    case x(String)
    case y(Int)
}

I am guessing that foo and bar are optional in your original code because most actions don't require an additional value, so callers of those actions provide nil, but the other two actions require a value.

If that is the case, an enum with associated values ensures that the actions that require a value have the necessary value, and the other actions don't have to worry about passing nils.

The switch statement ends up very close to what you were originally wanting and since action is an enum and not a string, the compiler can check to make sure every enum case is handled:

switch action {
case .a: ...
case .b: ...
case .c: ...
case .d: ...
...
case .x(let foo): ...
case .y(let bar): ...
}

If foo and bar really could be nil, then the associated value types could be optionals.

Again, I realize what I suggest isn't exactly what you were originally looking to do, but if the type of action is in your control, modeling the actions as an enum with associated values may be a good choice for a variety of reasons.

1 Like

Great job! I was thinking that the guard statement could be also improved by an extreme short syntax:

 // inferred `return` or `return nil` in this shortened version
guard condition == true

guard let x

instead of these very common and well-known paths:

guard condition == true else { return }
guard condition == true else { return nil }

guard let x = x else { return }
guard let x = x else { return nil }

IMO the short version is very readable and easy-to-write:

func getData(with query: String) -> Data? {
   
   guard query.isEmpty == false
   guard isValidQuery(query)

   return db.perform(query)
}
3 Likes

This is a commonly rejected change.

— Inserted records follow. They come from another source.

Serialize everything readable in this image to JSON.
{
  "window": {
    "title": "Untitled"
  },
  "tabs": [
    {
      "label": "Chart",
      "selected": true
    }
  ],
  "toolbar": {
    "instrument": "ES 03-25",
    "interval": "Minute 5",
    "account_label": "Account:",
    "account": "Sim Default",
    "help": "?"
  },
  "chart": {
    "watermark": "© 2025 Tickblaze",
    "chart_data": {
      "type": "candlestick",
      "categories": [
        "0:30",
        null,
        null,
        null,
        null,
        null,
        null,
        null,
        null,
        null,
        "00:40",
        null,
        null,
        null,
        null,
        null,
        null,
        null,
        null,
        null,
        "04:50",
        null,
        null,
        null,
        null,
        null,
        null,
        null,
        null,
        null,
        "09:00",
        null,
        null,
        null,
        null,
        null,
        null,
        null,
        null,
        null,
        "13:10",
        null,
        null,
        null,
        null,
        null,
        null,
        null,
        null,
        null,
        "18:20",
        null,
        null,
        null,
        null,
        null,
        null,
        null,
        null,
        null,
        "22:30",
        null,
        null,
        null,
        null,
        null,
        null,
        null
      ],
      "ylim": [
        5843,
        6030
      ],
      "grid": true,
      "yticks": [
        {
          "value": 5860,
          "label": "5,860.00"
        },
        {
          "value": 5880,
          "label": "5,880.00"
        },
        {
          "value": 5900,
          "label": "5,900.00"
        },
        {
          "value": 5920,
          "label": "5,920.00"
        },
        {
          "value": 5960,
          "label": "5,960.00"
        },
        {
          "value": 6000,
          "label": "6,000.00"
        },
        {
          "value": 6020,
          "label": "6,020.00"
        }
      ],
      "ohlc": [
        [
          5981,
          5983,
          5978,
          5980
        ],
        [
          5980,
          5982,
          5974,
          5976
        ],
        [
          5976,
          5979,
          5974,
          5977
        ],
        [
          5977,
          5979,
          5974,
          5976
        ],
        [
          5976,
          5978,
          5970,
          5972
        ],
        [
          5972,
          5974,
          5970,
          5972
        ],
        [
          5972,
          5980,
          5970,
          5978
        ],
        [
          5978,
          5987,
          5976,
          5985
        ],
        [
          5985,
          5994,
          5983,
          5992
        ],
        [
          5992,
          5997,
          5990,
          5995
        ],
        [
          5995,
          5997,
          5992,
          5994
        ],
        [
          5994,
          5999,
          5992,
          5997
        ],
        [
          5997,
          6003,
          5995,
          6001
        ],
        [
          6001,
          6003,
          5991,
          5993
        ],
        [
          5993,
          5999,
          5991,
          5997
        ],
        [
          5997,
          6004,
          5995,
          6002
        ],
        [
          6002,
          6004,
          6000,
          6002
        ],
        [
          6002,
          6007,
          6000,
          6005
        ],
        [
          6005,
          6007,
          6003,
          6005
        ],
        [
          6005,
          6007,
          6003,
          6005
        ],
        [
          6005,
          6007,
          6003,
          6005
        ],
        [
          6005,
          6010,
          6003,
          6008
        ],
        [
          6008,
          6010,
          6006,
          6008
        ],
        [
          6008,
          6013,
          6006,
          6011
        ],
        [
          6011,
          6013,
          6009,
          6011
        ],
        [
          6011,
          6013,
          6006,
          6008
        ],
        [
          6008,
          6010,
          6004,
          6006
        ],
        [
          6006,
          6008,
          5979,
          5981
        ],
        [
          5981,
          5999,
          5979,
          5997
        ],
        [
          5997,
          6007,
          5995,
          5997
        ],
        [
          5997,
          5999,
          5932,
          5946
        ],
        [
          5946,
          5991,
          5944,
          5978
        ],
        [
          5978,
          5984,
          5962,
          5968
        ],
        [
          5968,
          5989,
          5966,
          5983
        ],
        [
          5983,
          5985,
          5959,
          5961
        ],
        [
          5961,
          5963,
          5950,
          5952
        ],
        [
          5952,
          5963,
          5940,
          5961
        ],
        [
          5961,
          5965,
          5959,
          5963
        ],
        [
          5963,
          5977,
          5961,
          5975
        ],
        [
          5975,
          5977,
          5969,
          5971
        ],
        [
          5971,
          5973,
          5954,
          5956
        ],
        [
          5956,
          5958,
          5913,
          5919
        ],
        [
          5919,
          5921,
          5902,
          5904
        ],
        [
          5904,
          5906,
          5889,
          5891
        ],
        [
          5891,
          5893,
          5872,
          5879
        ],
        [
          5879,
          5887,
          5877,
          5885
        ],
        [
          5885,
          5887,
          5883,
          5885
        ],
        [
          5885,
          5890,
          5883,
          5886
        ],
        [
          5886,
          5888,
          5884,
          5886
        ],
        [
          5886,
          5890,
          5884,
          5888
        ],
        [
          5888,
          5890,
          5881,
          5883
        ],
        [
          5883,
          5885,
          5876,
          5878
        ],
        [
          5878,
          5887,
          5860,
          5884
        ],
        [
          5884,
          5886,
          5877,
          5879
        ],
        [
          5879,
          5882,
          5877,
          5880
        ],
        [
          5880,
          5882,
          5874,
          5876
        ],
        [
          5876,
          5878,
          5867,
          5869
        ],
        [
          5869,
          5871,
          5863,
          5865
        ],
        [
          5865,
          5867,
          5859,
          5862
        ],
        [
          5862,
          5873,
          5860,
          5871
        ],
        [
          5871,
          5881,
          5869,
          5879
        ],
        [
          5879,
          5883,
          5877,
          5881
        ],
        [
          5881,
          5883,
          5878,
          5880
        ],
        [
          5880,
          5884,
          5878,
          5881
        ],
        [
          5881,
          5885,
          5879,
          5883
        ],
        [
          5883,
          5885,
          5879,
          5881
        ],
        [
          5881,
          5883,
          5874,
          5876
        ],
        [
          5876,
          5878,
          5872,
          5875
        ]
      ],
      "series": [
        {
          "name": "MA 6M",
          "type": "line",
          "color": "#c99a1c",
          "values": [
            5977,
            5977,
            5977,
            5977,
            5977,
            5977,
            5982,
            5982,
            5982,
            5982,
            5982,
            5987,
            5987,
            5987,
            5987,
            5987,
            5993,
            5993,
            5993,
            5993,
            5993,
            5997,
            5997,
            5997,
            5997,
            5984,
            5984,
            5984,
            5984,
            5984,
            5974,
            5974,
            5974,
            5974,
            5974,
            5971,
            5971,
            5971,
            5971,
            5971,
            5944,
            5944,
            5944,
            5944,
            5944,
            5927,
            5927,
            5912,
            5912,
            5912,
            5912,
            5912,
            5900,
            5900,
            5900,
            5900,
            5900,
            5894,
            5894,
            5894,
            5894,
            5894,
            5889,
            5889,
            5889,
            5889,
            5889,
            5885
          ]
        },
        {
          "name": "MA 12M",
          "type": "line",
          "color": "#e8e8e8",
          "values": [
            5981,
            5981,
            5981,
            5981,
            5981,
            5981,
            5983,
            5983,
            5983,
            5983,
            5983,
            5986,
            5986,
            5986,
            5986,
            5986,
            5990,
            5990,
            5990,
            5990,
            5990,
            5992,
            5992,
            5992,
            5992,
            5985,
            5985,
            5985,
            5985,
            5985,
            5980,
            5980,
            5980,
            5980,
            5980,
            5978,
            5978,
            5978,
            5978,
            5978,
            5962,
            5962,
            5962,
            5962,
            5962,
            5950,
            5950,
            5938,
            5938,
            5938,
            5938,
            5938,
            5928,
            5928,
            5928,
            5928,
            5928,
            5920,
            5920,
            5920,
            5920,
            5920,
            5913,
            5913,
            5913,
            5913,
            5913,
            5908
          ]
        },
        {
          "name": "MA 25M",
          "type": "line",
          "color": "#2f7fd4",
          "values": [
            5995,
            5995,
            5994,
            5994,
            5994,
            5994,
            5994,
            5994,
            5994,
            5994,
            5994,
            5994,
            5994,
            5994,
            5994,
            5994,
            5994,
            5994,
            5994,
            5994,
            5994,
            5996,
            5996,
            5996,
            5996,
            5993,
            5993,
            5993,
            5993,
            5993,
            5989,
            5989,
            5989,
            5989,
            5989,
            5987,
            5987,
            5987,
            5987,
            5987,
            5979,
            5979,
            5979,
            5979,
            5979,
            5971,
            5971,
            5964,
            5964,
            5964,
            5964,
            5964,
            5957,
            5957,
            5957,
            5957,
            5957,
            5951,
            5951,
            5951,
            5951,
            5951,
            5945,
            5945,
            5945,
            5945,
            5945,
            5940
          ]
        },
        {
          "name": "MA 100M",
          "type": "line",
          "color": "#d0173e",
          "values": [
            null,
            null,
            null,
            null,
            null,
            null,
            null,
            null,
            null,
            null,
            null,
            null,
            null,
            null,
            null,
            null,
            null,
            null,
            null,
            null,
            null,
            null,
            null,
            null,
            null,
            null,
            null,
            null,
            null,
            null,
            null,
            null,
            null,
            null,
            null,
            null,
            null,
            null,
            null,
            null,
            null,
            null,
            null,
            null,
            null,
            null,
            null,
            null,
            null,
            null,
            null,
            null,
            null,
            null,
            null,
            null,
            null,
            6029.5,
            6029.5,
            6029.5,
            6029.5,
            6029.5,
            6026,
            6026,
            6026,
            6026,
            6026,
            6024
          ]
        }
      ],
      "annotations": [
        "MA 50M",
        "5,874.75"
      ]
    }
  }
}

  • Infer return for omitted guard body: It has been proposed many times to allow omission of the guard body for the sake of brevity. However, a core principle of Swift is to make control flow explicit and visible. For example, the try keyword exists solely to indicate to the human reader where thrown errors can happen. Implicit returns would violate this principle, favoring terseness over clarity in a way that isn't typical of Swift. Furthermore, there are many ways of exiting the scope other than return (loops may want break or continue ), and not every function has an obvious default value to return.

True, but until about a week ago so was a shorthand syntax for if let foo = foo. ;)

That said, I think the reasons presented as to why inferring return is commonly rejected are good ones.

8 Likes

I see the point and thanks for the link. I think however that maybe in the future it could be reconsidered. It could be applied for example only in very clear scopes, in other ones it could be the compiler to warn the user etc.

2 Likes

In my case, it was literally necessary to process strings with optional parameters. More specifically, I refactored the code a bit regarding parsing deep links. This can be solved in many ways, but in this case I did not complicate the current implementation. I needed to define enum from a string which is a component of a path and query parameters:

enum DeeplinkEvent: Equatable {
    case presentPromoCode
    // ...
    case resetPassword(verificationCode: String)

    init?(_ rawValue: String, code: String?) {
        switch rawValue:
        case "promocode": 
            self = .presentPromoCode
        // ...
        case "reset-password" where code != nil: 
            self = .resetPassword(verificationCode: code!)
        default: return nil
    }
}
1 Like

Do we now support:

if let x as? Foo {   // if let x = x as? Foo

Or is that not included?

That syntax was not included in SE-0345, but was mentioned as a potential future direction.